Write out all the data again, exactly as shown.

(Web page and app entries):

---*---

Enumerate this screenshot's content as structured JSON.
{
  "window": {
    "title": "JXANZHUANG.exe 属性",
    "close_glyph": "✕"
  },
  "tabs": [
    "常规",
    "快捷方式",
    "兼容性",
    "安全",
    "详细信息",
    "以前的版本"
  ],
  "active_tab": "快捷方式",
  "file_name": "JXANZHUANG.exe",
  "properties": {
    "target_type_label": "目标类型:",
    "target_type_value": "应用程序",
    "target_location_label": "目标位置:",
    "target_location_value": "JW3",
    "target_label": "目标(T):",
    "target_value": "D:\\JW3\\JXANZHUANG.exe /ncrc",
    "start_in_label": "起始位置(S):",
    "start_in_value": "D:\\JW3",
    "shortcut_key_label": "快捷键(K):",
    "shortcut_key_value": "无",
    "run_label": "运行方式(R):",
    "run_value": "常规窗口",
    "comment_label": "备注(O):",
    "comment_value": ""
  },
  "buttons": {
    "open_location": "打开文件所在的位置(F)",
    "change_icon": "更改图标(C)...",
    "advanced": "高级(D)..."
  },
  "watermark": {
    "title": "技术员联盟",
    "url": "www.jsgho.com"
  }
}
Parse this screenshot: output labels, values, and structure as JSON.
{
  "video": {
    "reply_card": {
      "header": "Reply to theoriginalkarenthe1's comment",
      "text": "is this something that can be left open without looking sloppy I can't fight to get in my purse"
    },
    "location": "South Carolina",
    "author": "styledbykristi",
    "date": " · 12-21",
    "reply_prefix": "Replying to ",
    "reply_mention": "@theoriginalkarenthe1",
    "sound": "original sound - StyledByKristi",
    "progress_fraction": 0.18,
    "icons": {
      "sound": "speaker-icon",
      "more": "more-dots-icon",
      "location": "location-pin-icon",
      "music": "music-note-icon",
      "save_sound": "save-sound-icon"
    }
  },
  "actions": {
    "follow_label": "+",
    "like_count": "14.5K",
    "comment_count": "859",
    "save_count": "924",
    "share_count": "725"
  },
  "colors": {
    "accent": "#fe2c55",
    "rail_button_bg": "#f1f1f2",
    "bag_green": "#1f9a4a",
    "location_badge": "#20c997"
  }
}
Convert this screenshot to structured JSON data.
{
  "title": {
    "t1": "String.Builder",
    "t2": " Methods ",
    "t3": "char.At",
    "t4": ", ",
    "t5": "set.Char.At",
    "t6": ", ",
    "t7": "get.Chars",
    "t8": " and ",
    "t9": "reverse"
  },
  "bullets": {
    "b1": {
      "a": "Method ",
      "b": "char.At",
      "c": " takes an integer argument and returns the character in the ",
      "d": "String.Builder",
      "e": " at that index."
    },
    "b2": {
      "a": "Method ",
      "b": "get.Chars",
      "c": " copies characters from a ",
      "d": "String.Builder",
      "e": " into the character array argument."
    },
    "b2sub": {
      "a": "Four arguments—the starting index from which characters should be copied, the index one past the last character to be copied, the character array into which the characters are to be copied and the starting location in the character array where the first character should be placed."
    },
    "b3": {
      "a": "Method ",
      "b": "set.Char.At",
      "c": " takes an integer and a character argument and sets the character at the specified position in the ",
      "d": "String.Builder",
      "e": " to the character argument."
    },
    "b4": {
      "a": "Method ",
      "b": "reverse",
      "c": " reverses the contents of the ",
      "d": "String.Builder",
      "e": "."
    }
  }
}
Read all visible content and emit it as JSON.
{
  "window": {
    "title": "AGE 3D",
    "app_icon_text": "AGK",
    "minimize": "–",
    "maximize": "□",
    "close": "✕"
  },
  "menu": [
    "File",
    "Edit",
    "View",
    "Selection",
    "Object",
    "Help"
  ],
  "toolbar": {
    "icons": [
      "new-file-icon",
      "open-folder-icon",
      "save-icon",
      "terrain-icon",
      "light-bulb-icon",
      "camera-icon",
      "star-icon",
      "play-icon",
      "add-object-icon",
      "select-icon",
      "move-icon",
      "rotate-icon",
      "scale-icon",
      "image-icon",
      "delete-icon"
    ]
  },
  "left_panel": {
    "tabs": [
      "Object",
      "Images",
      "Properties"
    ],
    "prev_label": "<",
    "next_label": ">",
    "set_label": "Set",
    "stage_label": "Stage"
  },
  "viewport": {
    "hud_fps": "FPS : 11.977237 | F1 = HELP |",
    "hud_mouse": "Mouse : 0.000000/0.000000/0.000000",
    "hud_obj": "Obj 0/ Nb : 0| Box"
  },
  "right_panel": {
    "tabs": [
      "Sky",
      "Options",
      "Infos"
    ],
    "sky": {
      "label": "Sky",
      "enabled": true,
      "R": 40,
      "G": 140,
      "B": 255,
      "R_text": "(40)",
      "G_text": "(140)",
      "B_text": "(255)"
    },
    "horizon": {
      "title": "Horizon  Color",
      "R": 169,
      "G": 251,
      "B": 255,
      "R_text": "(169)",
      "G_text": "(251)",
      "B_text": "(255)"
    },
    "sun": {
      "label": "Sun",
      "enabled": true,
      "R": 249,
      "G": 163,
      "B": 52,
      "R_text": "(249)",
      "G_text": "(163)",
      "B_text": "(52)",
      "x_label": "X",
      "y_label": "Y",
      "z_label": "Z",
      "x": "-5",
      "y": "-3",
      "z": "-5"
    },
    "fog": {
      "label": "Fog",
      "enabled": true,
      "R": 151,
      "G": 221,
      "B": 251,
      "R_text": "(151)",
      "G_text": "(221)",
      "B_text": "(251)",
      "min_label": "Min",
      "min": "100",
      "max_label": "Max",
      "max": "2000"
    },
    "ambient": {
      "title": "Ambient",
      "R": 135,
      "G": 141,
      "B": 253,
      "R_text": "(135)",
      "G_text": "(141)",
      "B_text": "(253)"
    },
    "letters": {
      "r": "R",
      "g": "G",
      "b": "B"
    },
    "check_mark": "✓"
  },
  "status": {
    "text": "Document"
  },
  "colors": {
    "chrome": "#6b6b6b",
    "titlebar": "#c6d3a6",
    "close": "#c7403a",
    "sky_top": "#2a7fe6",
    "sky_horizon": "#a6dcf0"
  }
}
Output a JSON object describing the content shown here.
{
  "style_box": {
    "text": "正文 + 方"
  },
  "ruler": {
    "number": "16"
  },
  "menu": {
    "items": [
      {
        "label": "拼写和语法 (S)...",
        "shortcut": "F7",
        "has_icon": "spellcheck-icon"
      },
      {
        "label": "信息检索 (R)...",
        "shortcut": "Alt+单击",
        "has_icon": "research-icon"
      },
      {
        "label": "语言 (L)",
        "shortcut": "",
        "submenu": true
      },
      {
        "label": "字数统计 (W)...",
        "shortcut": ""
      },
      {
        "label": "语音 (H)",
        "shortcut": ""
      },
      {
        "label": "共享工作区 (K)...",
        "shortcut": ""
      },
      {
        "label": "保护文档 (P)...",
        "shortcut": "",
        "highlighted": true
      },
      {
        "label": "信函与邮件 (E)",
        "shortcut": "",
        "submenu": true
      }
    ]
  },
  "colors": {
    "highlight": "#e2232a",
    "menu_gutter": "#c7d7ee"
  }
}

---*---

(Completed task):
Enumerate this screenshot's content as structured JSON.
{
  "window": {
    "title": "JXANZHUANG.exe 属性",
    "close_glyph": "✕"
  },
  "tabs": [
    "常规",
    "快捷方式",
    "兼容性",
    "安全",
    "详细信息",
    "以前的版本"
  ],
  "active_tab": "快捷方式",
  "file_name": "JXANZHUANG.exe",
  "properties": {
    "target_type_label": "目标类型:",
    "target_type_value": "应用程序",
    "target_location_label": "目标位置:",
    "target_location_value": "JW3",
    "target_label": "目标(T):",
    "target_value": "D:\\JW3\\JXANZHUANG.exe /ncrc",
    "start_in_label": "起始位置(S):",
    "start_in_value": "D:\\JW3",
    "shortcut_key_label": "快捷键(K):",
    "shortcut_key_value": "无",
    "run_label": "运行方式(R):",
    "run_value": "常规窗口",
    "comment_label": "备注(O):",
    "comment_value": ""
  },
  "buttons": {
    "open_location": "打开文件所在的位置(F)",
    "change_icon": "更改图标(C)...",
    "advanced": "高级(D)..."
  },
  "watermark": {
    "title": "技术员联盟",
    "url": "www.jsgho.com"
  }
}
Parse this screenshot: output labels, values, and structure as JSON.
{
  "video": {
    "reply_card": {
      "header": "Reply to theoriginalkarenthe1's comment",
      "text": "is this something that can be left open without looking sloppy I can't fight to get in my purse"
    },
    "location": "South Carolina",
    "author": "styledbykristi",
    "date": " · 12-21",
    "reply_prefix": "Replying to ",
    "reply_mention": "@theoriginalkarenthe1",
    "sound": "original sound - StyledByKristi",
    "progress_fraction": 0.18,
    "icons": {
      "sound": "speaker-icon",
      "more": "more-dots-icon",
      "location": "location-pin-icon",
      "music": "music-note-icon",
      "save_sound": "save-sound-icon"
    }
  },
  "actions": {
    "follow_label": "+",
    "like_count": "14.5K",
    "comment_count": "859",
    "save_count": "924",
    "share_count": "725"
  },
  "colors": {
    "accent": "#fe2c55",
    "rail_button_bg": "#f1f1f2",
    "bag_green": "#1f9a4a",
    "location_badge": "#20c997"
  }
}
Convert this screenshot to structured JSON data.
{
  "title": {
    "t1": "String.Builder",
    "t2": " Methods ",
    "t3": "char.At",
    "t4": ", ",
    "t5": "set.Char.At",
    "t6": ", ",
    "t7": "get.Chars",
    "t8": " and ",
    "t9": "reverse"
  },
  "bullets": {
    "b1": {
      "a": "Method ",
      "b": "char.At",
      "c": " takes an integer argument and returns the character in the ",
      "d": "String.Builder",
      "e": " at that index."
    },
    "b2": {
      "a": "Method ",
      "b": "get.Chars",
      "c": " copies characters from a ",
      "d": "String.Builder",
      "e": " into the character array argument."
    },
    "b2sub": {
      "a": "Four arguments—the starting index from which characters should be copied, the index one past the last character to be copied, the character array into which the characters are to be copied and the starting location in the character array where the first character should be placed."
    },
    "b3": {
      "a": "Method ",
      "b": "set.Char.At",
      "c": " takes an integer and a character argument and sets the character at the specified position in the ",
      "d": "String.Builder",
      "e": " to the character argument."
    },
    "b4": {
      "a": "Method ",
      "b": "reverse",
      "c": " reverses the contents of the ",
      "d": "String.Builder",
      "e": "."
    }
  }
}
Read all visible content and emit it as JSON.
{
  "window": {
    "title": "AGE 3D",
    "app_icon_text": "AGK",
    "minimize": "–",
    "maximize": "□",
    "close": "✕"
  },
  "menu": [
    "File",
    "Edit",
    "View",
    "Selection",
    "Object",
    "Help"
  ],
  "toolbar": {
    "icons": [
      "new-file-icon",
      "open-folder-icon",
      "save-icon",
      "terrain-icon",
      "light-bulb-icon",
      "camera-icon",
      "star-icon",
      "play-icon",
      "add-object-icon",
      "select-icon",
      "move-icon",
      "rotate-icon",
      "scale-icon",
      "image-icon",
      "delete-icon"
    ]
  },
  "left_panel": {
    "tabs": [
      "Object",
      "Images",
      "Properties"
    ],
    "prev_label": "<",
    "next_label": ">",
    "set_label": "Set",
    "stage_label": "Stage"
  },
  "viewport": {
    "hud_fps": "FPS : 11.977237 | F1 = HELP |",
    "hud_mouse": "Mouse : 0.000000/0.000000/0.000000",
    "hud_obj": "Obj 0/ Nb : 0| Box"
  },
  "right_panel": {
    "tabs": [
      "Sky",
      "Options",
      "Infos"
    ],
    "sky": {
      "label": "Sky",
      "enabled": true,
      "R": 40,
      "G": 140,
      "B": 255,
      "R_text": "(40)",
      "G_text": "(140)",
      "B_text": "(255)"
    },
    "horizon": {
      "title": "Horizon  Color",
      "R": 169,
      "G": 251,
      "B": 255,
      "R_text": "(169)",
      "G_text": "(251)",
      "B_text": "(255)"
    },
    "sun": {
      "label": "Sun",
      "enabled": true,
      "R": 249,
      "G": 163,
      "B": 52,
      "R_text": "(249)",
      "G_text": "(163)",
      "B_text": "(52)",
      "x_label": "X",
      "y_label": "Y",
      "z_label": "Z",
      "x": "-5",
      "y": "-3",
      "z": "-5"
    },
    "fog": {
      "label": "Fog",
      "enabled": true,
      "R": 151,
      "G": 221,
      "B": 251,
      "R_text": "(151)",
      "G_text": "(221)",
      "B_text": "(251)",
      "min_label": "Min",
      "min": "100",
      "max_label": "Max",
      "max": "2000"
    },
    "ambient": {
      "title": "Ambient",
      "R": 135,
      "G": 141,
      "B": 253,
      "R_text": "(135)",
      "G_text": "(141)",
      "B_text": "(253)"
    },
    "letters": {
      "r": "R",
      "g": "G",
      "b": "B"
    },
    "check_mark": "✓"
  },
  "status": {
    "text": "Document"
  },
  "colors": {
    "chrome": "#6b6b6b",
    "titlebar": "#c6d3a6",
    "close": "#c7403a",
    "sky_top": "#2a7fe6",
    "sky_horizon": "#a6dcf0"
  }
}
Output a JSON object describing the content shown here.
{
  "style_box": {
    "text": "正文 + 方"
  },
  "ruler": {
    "number": "16"
  },
  "menu": {
    "items": [
      {
        "label": "拼写和语法 (S)...",
        "shortcut": "F7",
        "has_icon": "spellcheck-icon"
      },
      {
        "label": "信息检索 (R)...",
        "shortcut": "Alt+单击",
        "has_icon": "research-icon"
      },
      {
        "label": "语言 (L)",
        "shortcut": "",
        "submenu": true
      },
      {
        "label": "字数统计 (W)...",
        "shortcut": ""
      },
      {
        "label": "语音 (H)",
        "shortcut": ""
      },
      {
        "label": "共享工作区 (K)...",
        "shortcut": ""
      },
      {
        "label": "保护文档 (P)...",
        "shortcut": "",
        "highlighted": true
      },
      {
        "label": "信函与邮件 (E)",
        "shortcut": "",
        "submenu": true
      }
    ]
  },
  "colors": {
    "highlight": "#e2232a",
    "menu_gutter": "#c7d7ee"
  }
}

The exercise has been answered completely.